All in the name
The MTA said it chose the Grand Central Madison name to better link the new service geographically to the famed train hall above it — and, an apparent bid to use some Grand Central grandeur to buff away memories of just how terribly awry the project went.
Newspaper exposes and independent investigations have revealed the project was plagued by excessive design requirements, political meddling, mismanagement, battles with Amtrak and a cozy relationships between contractors and labor unions, both of whom are major players in Albany.
Pound-for-pound, it is the most expensive rail project in the world ever built.
A 2019 Post investigation found that East Side Access had consumed massive amounts of the MTA budget that could have funded now-underway overhauls of the subway system’s ancient signal system.
Officials repeatedly touted Wednesday how the project would boost capacity on the LIRR by an estimated 40 percent.
However, the MTA will struggle to take advantage of all the new and expensive infrastructure because of the extraordinary inefficiencies and wasteful labor agreements at the LIRR, a Post investigation published earlier this month determined.
A ‘Rocky’ Road
Governors and politicians from Long Island have dreamt of bringing the LIRR to the east side of Midtown for generations.
It was one of the signature proposals of Gov. Nelson Rockefeller’s ambitious transit dreams in the 1960s, which led in part to the creation of the MTA itself.
Construction started on the 63rd Street tunnel that links the new terminal to the Queens rail yards before the Big Apple’s mid-1970s financial collapse and it was eventually completed in the late 80s.
Gov. George Pataki and U.S. Sen. Al D’Amato picked up the baton and made East Side Access one of their biggest transit priorities in 1997 when its price tag was expected to be just $2.1 billion.
But the project turned into a white elephant amid rampant delays and soaring costs.
Just two years later, by 1999, the price tag had already doubled to $4.3 billion and the opening date was 2009. But construction didn’t start until 2006, shortly before Pataki left office.
By 2012, the price tag had soared again to more than $8 billion and the expected completion was now 2019 — a decade late.

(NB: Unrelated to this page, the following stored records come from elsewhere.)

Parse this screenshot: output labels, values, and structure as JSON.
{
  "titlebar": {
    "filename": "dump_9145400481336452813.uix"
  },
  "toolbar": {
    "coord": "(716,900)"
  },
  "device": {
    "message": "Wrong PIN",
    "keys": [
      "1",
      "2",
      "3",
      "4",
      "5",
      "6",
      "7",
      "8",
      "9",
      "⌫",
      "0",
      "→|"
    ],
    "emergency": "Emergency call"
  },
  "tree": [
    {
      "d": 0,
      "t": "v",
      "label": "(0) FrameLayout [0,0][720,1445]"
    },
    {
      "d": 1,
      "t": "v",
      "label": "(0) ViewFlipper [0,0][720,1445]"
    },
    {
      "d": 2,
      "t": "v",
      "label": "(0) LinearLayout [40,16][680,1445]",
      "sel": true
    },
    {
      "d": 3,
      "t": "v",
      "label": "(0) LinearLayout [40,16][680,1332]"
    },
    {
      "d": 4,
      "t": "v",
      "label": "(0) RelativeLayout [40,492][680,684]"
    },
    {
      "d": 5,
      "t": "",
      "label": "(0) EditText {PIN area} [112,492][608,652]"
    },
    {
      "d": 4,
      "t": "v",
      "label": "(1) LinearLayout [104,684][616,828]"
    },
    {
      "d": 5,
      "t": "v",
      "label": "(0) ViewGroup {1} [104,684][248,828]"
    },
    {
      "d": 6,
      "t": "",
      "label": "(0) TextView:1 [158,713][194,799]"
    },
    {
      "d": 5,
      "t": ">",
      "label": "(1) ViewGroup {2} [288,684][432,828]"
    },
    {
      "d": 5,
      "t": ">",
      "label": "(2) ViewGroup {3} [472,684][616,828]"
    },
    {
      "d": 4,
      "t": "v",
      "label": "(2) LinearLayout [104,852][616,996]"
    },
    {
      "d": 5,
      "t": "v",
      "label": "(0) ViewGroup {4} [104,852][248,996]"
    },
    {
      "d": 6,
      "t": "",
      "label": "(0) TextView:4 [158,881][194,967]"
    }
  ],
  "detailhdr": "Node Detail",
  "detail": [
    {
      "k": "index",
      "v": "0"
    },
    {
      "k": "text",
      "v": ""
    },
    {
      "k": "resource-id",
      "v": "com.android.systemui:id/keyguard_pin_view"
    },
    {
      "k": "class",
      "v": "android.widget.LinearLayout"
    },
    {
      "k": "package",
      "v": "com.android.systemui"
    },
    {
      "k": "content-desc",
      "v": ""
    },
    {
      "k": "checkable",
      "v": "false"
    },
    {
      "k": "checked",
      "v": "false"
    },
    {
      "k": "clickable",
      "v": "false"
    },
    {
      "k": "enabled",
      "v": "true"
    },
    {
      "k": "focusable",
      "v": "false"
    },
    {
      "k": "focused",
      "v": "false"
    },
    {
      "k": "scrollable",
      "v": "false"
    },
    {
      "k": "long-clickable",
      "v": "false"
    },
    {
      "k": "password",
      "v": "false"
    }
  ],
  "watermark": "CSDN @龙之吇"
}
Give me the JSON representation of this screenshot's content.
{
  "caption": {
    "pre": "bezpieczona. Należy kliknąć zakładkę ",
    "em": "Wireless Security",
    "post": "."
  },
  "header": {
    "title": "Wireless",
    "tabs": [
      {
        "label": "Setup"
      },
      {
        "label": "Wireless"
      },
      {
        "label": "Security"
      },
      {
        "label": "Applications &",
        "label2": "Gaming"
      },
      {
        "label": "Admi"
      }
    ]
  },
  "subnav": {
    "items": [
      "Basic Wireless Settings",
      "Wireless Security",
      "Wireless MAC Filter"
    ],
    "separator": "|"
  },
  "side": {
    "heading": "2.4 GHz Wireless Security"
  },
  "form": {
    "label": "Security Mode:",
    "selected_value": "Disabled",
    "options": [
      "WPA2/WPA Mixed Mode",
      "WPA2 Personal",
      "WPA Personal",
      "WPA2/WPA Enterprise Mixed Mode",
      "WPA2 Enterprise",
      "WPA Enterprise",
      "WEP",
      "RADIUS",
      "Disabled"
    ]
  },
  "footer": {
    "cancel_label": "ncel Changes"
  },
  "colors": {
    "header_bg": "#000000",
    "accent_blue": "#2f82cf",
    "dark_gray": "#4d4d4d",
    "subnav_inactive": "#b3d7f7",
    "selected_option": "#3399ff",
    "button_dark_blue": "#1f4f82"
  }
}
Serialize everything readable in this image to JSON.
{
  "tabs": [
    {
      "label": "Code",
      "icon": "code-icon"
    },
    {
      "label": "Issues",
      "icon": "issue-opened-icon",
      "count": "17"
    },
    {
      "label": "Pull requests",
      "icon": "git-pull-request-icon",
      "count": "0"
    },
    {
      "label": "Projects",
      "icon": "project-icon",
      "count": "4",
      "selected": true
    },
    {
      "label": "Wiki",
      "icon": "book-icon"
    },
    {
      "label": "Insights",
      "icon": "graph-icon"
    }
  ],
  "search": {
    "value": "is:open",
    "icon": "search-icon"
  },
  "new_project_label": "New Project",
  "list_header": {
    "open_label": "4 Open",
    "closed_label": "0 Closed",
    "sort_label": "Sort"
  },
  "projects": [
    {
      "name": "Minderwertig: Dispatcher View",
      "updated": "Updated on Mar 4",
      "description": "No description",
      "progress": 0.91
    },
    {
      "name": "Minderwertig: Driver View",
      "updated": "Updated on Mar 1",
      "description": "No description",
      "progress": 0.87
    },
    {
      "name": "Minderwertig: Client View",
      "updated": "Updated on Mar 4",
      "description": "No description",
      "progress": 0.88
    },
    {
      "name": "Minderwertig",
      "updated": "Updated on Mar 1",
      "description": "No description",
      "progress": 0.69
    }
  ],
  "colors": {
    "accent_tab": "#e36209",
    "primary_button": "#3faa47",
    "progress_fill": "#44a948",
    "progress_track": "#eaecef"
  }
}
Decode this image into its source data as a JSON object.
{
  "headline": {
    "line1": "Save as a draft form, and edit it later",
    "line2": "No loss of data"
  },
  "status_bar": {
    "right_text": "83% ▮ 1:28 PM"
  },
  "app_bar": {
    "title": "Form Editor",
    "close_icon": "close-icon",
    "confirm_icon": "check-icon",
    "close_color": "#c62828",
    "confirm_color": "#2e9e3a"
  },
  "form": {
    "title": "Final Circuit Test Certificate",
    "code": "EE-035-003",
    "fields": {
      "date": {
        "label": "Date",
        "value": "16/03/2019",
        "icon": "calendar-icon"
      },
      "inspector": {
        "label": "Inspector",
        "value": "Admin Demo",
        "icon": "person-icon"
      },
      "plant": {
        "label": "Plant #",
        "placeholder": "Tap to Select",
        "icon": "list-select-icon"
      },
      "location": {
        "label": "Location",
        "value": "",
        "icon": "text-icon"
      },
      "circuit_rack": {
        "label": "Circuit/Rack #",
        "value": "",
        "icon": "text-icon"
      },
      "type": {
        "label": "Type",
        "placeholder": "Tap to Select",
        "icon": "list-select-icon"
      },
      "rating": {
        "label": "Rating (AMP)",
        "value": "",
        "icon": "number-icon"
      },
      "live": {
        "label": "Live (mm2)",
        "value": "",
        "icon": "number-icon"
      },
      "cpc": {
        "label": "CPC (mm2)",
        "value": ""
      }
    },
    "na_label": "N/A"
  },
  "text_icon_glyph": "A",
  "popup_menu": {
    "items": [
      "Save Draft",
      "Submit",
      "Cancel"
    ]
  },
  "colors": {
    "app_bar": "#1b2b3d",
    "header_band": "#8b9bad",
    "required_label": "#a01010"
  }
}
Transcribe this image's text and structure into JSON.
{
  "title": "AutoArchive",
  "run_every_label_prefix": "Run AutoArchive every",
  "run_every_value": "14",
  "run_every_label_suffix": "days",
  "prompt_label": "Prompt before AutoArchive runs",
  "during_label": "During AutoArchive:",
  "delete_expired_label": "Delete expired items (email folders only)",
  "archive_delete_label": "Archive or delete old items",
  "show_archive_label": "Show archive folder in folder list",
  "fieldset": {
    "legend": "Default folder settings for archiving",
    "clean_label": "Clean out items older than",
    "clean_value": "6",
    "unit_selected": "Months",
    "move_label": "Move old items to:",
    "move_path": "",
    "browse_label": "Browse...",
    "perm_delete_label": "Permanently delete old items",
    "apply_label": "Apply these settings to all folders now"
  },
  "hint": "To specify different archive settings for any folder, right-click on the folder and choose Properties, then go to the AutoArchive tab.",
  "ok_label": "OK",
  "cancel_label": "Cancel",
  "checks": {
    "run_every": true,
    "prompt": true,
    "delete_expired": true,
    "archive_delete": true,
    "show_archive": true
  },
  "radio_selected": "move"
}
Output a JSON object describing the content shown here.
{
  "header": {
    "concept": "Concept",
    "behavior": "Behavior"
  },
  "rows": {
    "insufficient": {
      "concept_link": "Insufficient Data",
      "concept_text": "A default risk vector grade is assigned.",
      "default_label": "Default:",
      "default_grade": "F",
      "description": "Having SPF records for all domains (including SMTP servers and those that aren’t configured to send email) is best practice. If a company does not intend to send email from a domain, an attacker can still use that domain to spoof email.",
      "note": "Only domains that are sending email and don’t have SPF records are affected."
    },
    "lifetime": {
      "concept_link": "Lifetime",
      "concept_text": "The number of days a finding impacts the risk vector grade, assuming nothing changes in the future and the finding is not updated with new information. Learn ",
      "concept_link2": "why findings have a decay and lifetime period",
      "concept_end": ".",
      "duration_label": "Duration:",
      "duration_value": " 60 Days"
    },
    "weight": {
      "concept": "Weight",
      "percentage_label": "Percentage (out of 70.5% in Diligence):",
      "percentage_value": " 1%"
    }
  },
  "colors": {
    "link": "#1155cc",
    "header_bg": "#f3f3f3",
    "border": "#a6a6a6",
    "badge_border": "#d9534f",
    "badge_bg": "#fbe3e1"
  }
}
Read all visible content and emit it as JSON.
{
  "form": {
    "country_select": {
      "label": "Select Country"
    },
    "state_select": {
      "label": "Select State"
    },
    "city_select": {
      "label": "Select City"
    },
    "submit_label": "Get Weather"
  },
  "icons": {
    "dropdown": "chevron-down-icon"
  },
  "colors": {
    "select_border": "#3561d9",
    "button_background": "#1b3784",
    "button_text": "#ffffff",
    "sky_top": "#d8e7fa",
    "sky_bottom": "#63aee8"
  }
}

In 2018, the MTA acknowledged the price tag would reach $11.2 billion and Lieber, who was then the newly-minted chief of the construction division, set a hard deadline of 2022 to get it done.
“The project was a hot mess,” he said. “But, you know what? We delivered.”